:: Goal of the exercise ::
Please copy each line of the data that includes the string "JSON".

----------------------------------------

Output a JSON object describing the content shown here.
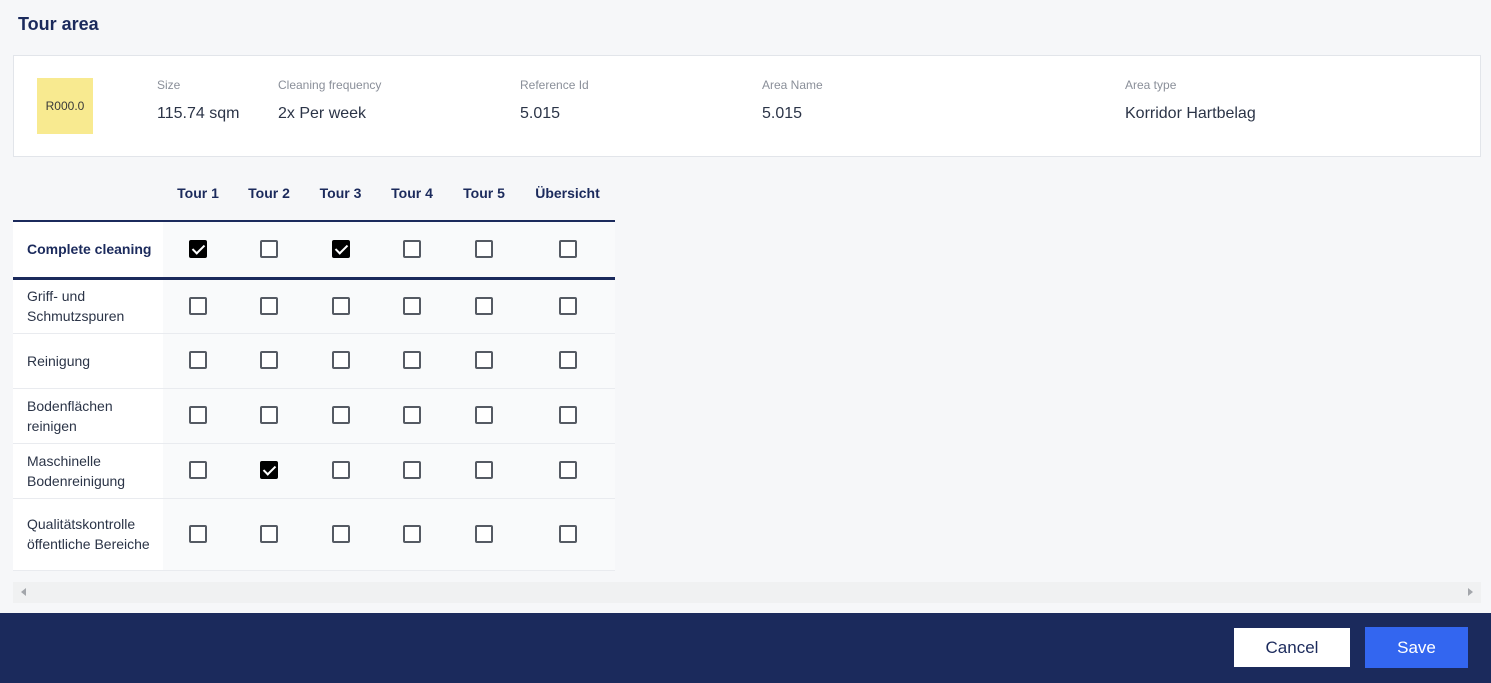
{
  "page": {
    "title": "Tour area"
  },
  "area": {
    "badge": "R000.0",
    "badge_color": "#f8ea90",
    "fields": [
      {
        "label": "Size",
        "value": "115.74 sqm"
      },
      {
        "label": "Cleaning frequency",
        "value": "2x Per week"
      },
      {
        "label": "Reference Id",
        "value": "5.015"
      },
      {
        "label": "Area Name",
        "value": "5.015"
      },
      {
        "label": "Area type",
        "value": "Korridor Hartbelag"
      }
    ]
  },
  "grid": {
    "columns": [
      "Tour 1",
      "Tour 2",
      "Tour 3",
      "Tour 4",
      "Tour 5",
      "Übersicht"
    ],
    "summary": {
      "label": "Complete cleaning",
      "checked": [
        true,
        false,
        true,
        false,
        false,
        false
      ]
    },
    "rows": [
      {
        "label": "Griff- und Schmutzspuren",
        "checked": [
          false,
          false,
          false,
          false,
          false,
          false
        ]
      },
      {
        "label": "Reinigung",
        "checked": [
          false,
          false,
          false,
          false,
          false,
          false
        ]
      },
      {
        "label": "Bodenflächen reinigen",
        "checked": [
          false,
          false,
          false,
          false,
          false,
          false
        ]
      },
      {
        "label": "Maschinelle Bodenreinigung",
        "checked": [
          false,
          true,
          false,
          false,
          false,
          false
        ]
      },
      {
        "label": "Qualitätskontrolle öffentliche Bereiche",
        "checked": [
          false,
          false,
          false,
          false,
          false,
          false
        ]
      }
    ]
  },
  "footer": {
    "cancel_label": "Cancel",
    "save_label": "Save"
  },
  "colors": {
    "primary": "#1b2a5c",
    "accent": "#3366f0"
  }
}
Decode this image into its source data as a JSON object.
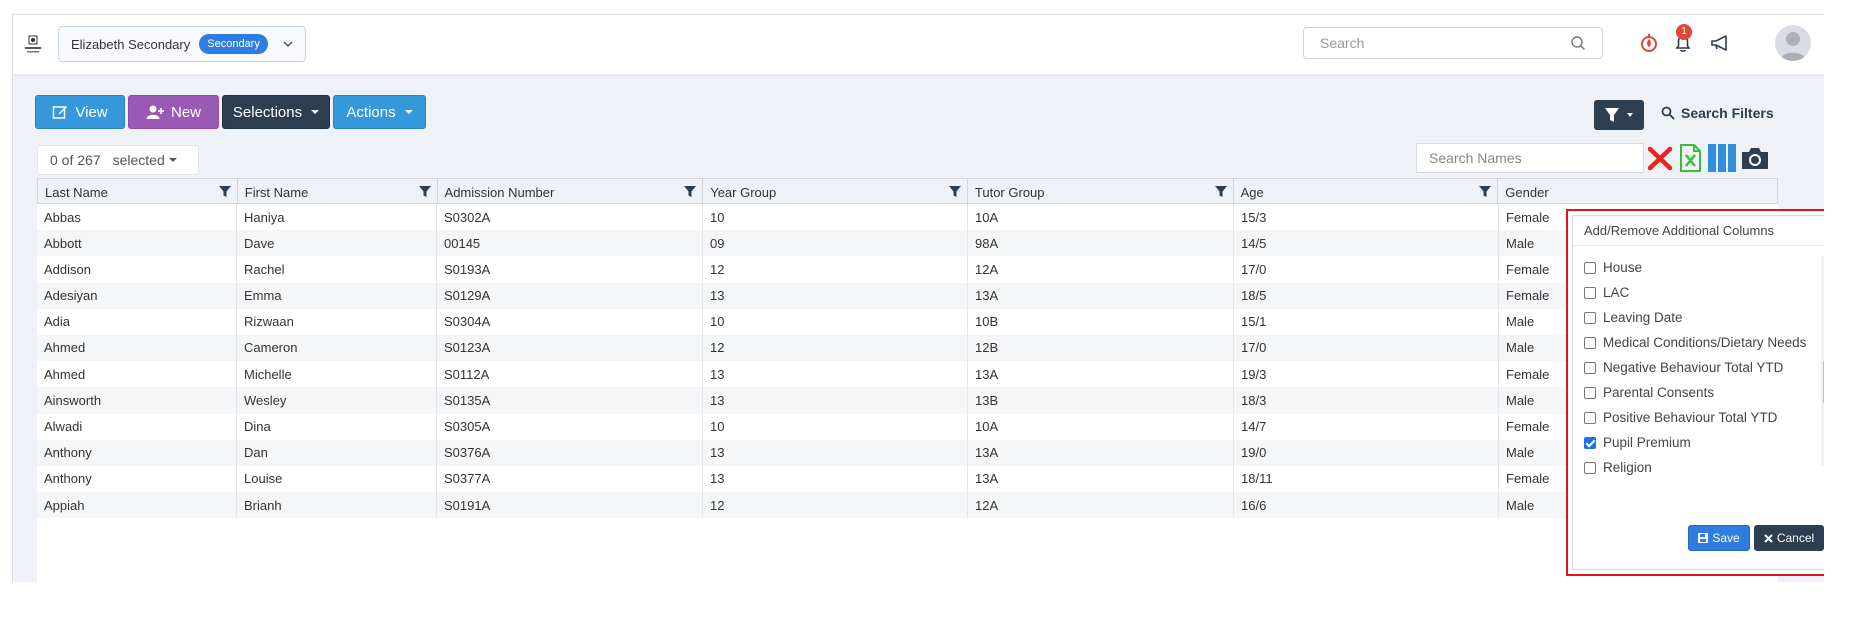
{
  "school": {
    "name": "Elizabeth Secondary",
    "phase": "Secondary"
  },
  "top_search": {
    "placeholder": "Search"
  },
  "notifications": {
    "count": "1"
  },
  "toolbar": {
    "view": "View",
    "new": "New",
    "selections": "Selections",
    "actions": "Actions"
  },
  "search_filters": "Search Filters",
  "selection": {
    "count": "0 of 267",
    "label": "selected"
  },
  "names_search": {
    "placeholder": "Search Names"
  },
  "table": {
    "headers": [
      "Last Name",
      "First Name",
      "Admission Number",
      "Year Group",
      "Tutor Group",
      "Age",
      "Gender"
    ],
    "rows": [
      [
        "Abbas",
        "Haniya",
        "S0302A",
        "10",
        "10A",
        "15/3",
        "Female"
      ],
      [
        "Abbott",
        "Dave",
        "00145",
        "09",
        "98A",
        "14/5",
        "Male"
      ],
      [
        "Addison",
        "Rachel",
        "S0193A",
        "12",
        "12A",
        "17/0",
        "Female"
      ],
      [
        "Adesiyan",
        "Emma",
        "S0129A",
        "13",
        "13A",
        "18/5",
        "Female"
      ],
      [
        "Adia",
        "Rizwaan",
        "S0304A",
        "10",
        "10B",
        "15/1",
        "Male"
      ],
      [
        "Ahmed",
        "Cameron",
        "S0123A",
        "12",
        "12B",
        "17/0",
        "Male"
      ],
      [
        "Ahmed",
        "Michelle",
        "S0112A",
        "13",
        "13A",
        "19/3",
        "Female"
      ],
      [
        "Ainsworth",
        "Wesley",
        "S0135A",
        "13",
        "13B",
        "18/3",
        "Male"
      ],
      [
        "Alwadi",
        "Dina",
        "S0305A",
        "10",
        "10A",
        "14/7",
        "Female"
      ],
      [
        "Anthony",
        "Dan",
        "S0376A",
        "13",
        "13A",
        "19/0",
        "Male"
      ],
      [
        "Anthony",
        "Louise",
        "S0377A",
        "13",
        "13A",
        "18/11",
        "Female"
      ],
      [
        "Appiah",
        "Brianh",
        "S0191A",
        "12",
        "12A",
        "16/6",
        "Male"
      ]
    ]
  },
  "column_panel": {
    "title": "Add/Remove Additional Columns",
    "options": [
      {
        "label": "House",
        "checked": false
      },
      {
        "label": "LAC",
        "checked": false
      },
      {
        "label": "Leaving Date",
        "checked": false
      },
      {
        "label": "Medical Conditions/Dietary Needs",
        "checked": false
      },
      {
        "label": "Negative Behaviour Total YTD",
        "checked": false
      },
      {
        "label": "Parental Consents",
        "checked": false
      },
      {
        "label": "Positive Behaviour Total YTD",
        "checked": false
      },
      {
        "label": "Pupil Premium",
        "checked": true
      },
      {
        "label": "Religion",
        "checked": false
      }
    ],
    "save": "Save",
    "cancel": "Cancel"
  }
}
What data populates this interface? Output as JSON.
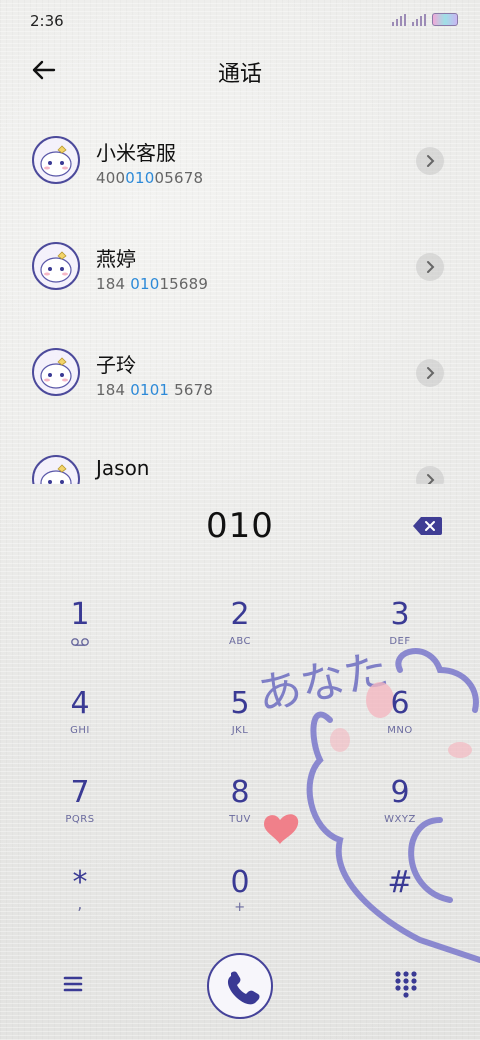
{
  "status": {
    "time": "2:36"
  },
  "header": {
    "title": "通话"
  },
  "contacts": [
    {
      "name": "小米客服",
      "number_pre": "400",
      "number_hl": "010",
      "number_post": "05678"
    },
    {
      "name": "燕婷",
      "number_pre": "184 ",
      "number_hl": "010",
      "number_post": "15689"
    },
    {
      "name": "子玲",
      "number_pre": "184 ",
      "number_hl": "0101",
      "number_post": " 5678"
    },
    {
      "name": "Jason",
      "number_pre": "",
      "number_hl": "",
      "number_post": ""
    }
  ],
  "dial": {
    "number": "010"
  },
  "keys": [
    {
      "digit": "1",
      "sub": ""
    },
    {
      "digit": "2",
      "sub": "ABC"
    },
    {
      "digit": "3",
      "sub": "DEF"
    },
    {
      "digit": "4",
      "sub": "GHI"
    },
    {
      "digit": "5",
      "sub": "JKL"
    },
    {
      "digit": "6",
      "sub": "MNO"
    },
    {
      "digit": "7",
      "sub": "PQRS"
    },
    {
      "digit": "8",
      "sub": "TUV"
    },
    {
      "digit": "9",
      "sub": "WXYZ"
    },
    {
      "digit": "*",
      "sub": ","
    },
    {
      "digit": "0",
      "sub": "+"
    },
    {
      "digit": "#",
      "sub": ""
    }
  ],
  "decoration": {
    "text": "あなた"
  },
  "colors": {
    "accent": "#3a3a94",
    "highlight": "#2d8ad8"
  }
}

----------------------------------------

:: Solution to the problem ::
Output a JSON object describing the content shown here.
Decode this image into its source data as a JSON object.
What data populates this interface? Output as JSON.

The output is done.